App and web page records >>

--

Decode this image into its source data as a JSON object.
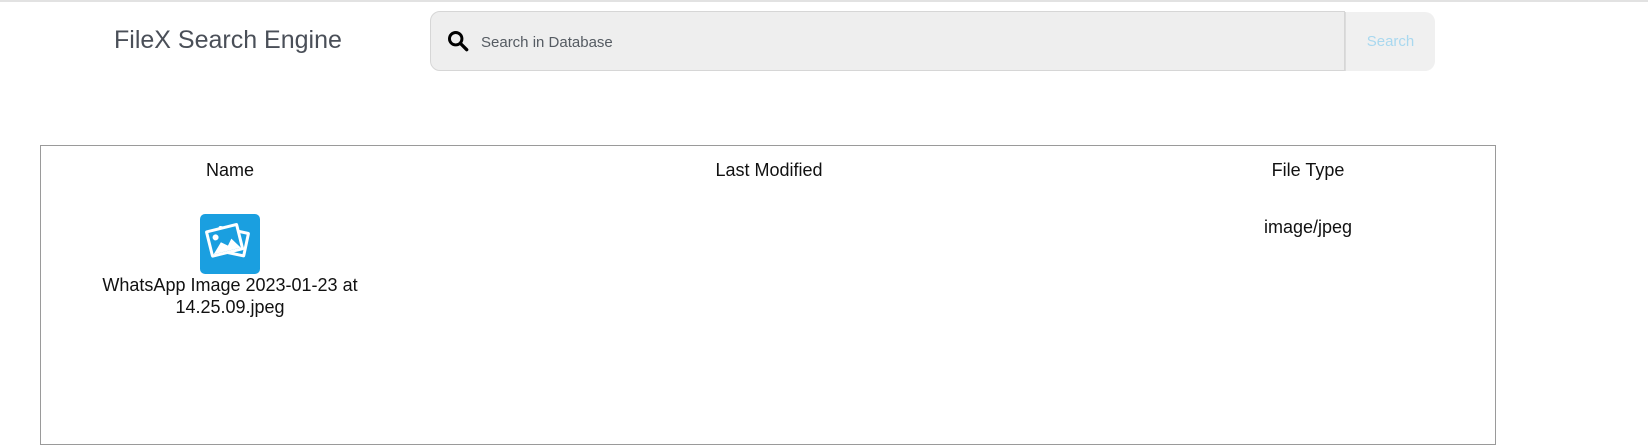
{
  "header": {
    "brand": "FileX Search Engine"
  },
  "search": {
    "placeholder": "Search in Database",
    "value": "",
    "button_label": "Search",
    "icon": "search-icon"
  },
  "table": {
    "columns": [
      "Name",
      "Last Modified",
      "File Type"
    ],
    "rows": [
      {
        "icon": "image-file-icon",
        "name": "WhatsApp Image 2023-01-23 at 14.25.09.jpeg",
        "last_modified": "",
        "file_type": "image/jpeg"
      }
    ]
  },
  "colors": {
    "brand_text": "#4a4f58",
    "search_bg": "#eeeeee",
    "search_button_text": "#a9d8ef",
    "icon_blue": "#1a9fe0"
  }
}
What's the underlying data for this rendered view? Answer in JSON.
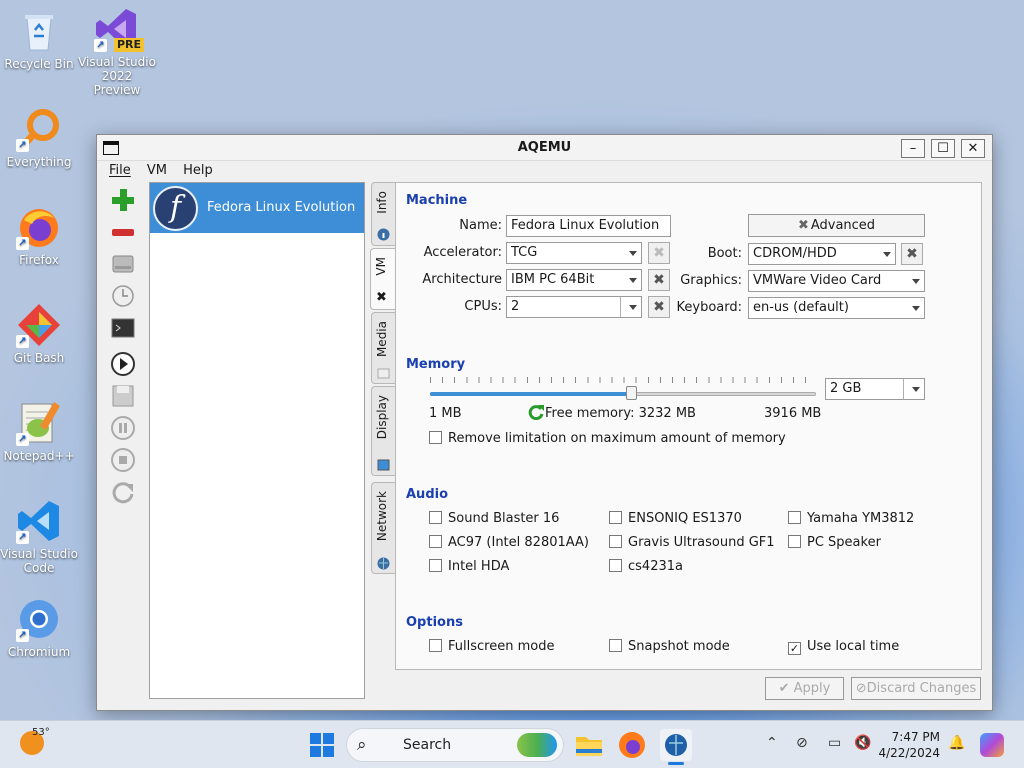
{
  "desktop": {
    "icons": [
      {
        "label": "Recycle Bin"
      },
      {
        "label": "Visual Studio 2022 Preview",
        "badge": "PRE"
      },
      {
        "label": "Everything"
      },
      {
        "label": "Firefox"
      },
      {
        "label": "Git Bash"
      },
      {
        "label": "Notepad++"
      },
      {
        "label": "Visual Studio Code"
      },
      {
        "label": "Chromium"
      }
    ]
  },
  "window": {
    "title": "AQEMU",
    "min": "–",
    "max": "☐",
    "close": "✕",
    "menu": [
      "File",
      "VM",
      "Help"
    ]
  },
  "vm_list": [
    {
      "name": "Fedora Linux Evolution",
      "logo": "f"
    }
  ],
  "tabs": [
    "Info",
    "VM",
    "Media",
    "Display",
    "Network"
  ],
  "machine": {
    "heading": "Machine",
    "name_label": "Name:",
    "name_value": "Fedora Linux Evolution",
    "accel_label": "Accelerator:",
    "accel_value": "TCG",
    "arch_label": "Architecture",
    "arch_value": "IBM PC 64Bit",
    "cpus_label": "CPUs:",
    "cpus_value": "2",
    "advanced_label": "Advanced",
    "boot_label": "Boot:",
    "boot_value": "CDROM/HDD",
    "graphics_label": "Graphics:",
    "graphics_value": "VMWare Video Card",
    "keyboard_label": "Keyboard:",
    "keyboard_value": "en-us (default)"
  },
  "memory": {
    "heading": "Memory",
    "value": "2 GB",
    "slider_fraction": 0.52,
    "min_label": "1 MB",
    "free_label": "Free memory: 3232 MB",
    "max_label": "3916 MB",
    "remove_limit": "Remove limitation on maximum amount of memory"
  },
  "audio": {
    "heading": "Audio",
    "cards": [
      "Sound Blaster 16",
      "ENSONIQ ES1370",
      "Yamaha YM3812",
      "AC97 (Intel 82801AA)",
      "Gravis Ultrasound GF1",
      "PC Speaker",
      "Intel HDA",
      "cs4231a"
    ]
  },
  "options": {
    "heading": "Options",
    "fullscreen": "Fullscreen mode",
    "snapshot": "Snapshot mode",
    "localtime": "Use local time",
    "localtime_checked": true
  },
  "buttons": {
    "apply": "Apply",
    "discard": "Discard Changes"
  },
  "taskbar": {
    "weather": "53°",
    "search": "Search",
    "time": "7:47 PM",
    "date": "4/22/2024"
  },
  "colors": {
    "accent": "#3d8ed6",
    "section": "#1a3fb0"
  }
}
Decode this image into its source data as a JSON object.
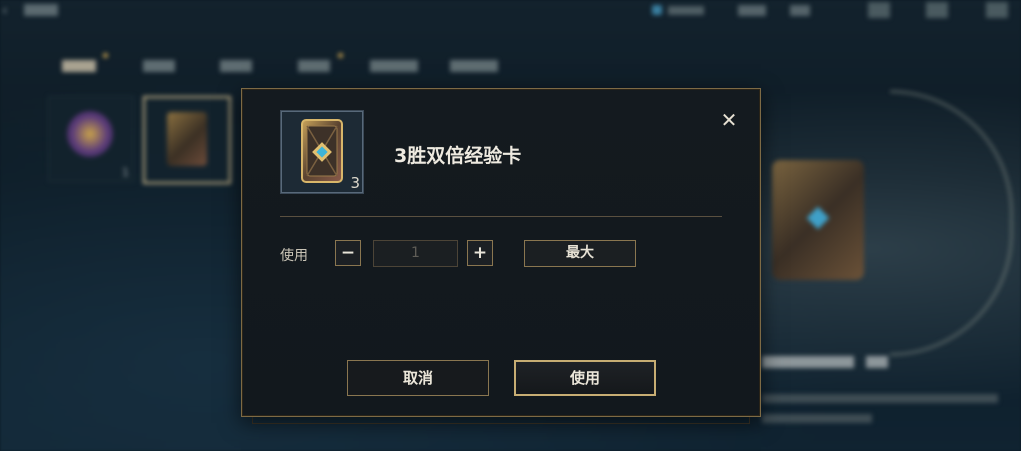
{
  "dialog": {
    "item": {
      "name": "3胜双倍经验卡",
      "count": "3",
      "icon": "double-exp-card-icon"
    },
    "close_icon": "close-icon",
    "quantity": {
      "label": "使用",
      "minus": "−",
      "plus": "+",
      "value": "1",
      "max_label": "最大"
    },
    "buttons": {
      "cancel": "取消",
      "confirm": "使用"
    }
  },
  "background": {
    "slots": [
      {
        "count": "1"
      }
    ]
  },
  "colors": {
    "gold_border": "#8a7650",
    "gold_accent": "#c7ad73",
    "dialog_bg": "#141a1f"
  }
}
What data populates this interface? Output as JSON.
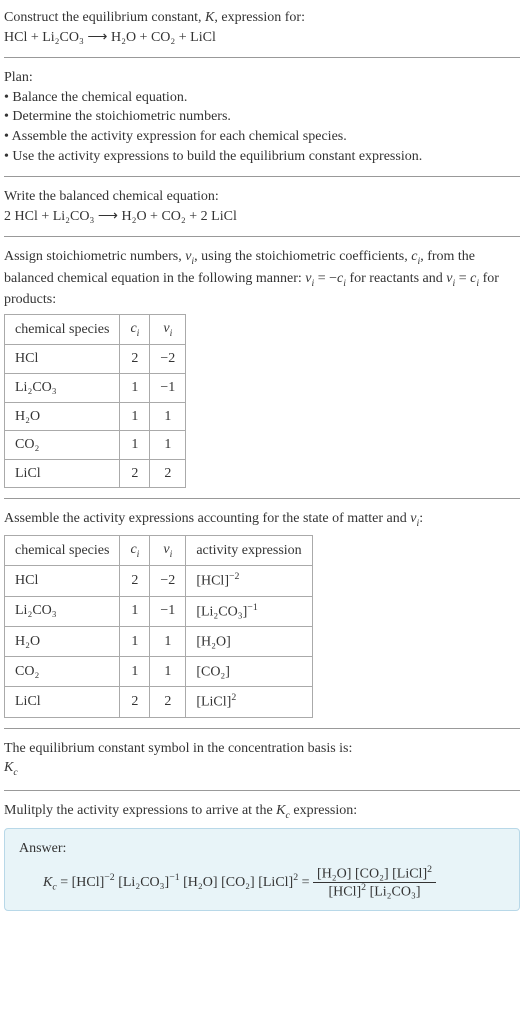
{
  "header": {
    "line1_prefix": "Construct the equilibrium constant, ",
    "line1_K": "K",
    "line1_suffix": ", expression for:",
    "equation_unbalanced": "HCl + Li₂CO₃  ⟶  H₂O + CO₂ + LiCl"
  },
  "plan": {
    "title": "Plan:",
    "bullets": [
      "Balance the chemical equation.",
      "Determine the stoichiometric numbers.",
      "Assemble the activity expression for each chemical species.",
      "Use the activity expressions to build the equilibrium constant expression."
    ]
  },
  "balanced": {
    "title": "Write the balanced chemical equation:",
    "equation_balanced": "2 HCl + Li₂CO₃  ⟶  H₂O + CO₂ + 2 LiCl"
  },
  "assign": {
    "text_parts": {
      "p1": "Assign stoichiometric numbers, ",
      "vi": "ν",
      "vi_sub": "i",
      "p2": ", using the stoichiometric coefficients, ",
      "ci": "c",
      "ci_sub": "i",
      "p3": ", from the balanced chemical equation in the following manner: ",
      "eq1": "ν",
      "eq1_sub": "i",
      "eq1_mid": " = −",
      "eq1_c": "c",
      "eq1_csub": "i",
      "p4": " for reactants and ",
      "eq2": "ν",
      "eq2_sub": "i",
      "eq2_mid": " = ",
      "eq2_c": "c",
      "eq2_csub": "i",
      "p5": " for products:"
    },
    "headers": {
      "species": "chemical species",
      "ci": "c",
      "ci_sub": "i",
      "vi": "ν",
      "vi_sub": "i"
    },
    "rows": [
      {
        "species": "HCl",
        "ci": "2",
        "vi": "−2"
      },
      {
        "species": "Li₂CO₃",
        "ci": "1",
        "vi": "−1"
      },
      {
        "species": "H₂O",
        "ci": "1",
        "vi": "1"
      },
      {
        "species": "CO₂",
        "ci": "1",
        "vi": "1"
      },
      {
        "species": "LiCl",
        "ci": "2",
        "vi": "2"
      }
    ]
  },
  "assemble": {
    "text_p1": "Assemble the activity expressions accounting for the state of matter and ",
    "text_vi": "ν",
    "text_vi_sub": "i",
    "text_p2": ":",
    "headers": {
      "species": "chemical species",
      "ci": "c",
      "ci_sub": "i",
      "vi": "ν",
      "vi_sub": "i",
      "activity": "activity expression"
    },
    "rows": [
      {
        "species": "HCl",
        "ci": "2",
        "vi": "−2",
        "act_base": "[HCl]",
        "act_exp": "−2"
      },
      {
        "species": "Li₂CO₃",
        "ci": "1",
        "vi": "−1",
        "act_base": "[Li₂CO₃]",
        "act_exp": "−1"
      },
      {
        "species": "H₂O",
        "ci": "1",
        "vi": "1",
        "act_base": "[H₂O]",
        "act_exp": ""
      },
      {
        "species": "CO₂",
        "ci": "1",
        "vi": "1",
        "act_base": "[CO₂]",
        "act_exp": ""
      },
      {
        "species": "LiCl",
        "ci": "2",
        "vi": "2",
        "act_base": "[LiCl]",
        "act_exp": "2"
      }
    ]
  },
  "symbol": {
    "text": "The equilibrium constant symbol in the concentration basis is:",
    "Kc": "K",
    "Kc_sub": "c"
  },
  "multiply": {
    "text_p1": "Mulitply the activity expressions to arrive at the ",
    "Kc": "K",
    "Kc_sub": "c",
    "text_p2": " expression:"
  },
  "answer": {
    "label": "Answer:",
    "Kc": "K",
    "Kc_sub": "c",
    "eq": " = ",
    "t1": "[HCl]",
    "t1_exp": "−2",
    "t2": " [Li₂CO₃]",
    "t2_exp": "−1",
    "t3": " [H₂O] [CO₂] [LiCl]",
    "t3_exp": "2",
    "eq2": " = ",
    "num": "[H₂O] [CO₂] [LiCl]",
    "num_exp": "2",
    "den1": "[HCl]",
    "den1_exp": "2",
    "den2": " [Li₂CO₃]"
  }
}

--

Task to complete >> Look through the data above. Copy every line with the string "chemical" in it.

Solution to this problem >>
      "Balance the chemical equation.",
      "Assemble the activity expression for each chemical species.",
    "title": "Write the balanced chemical equation:",
      "p3": ", from the balanced chemical equation in the following manner: ",
      "species": "chemical species",
      "species": "chemical species",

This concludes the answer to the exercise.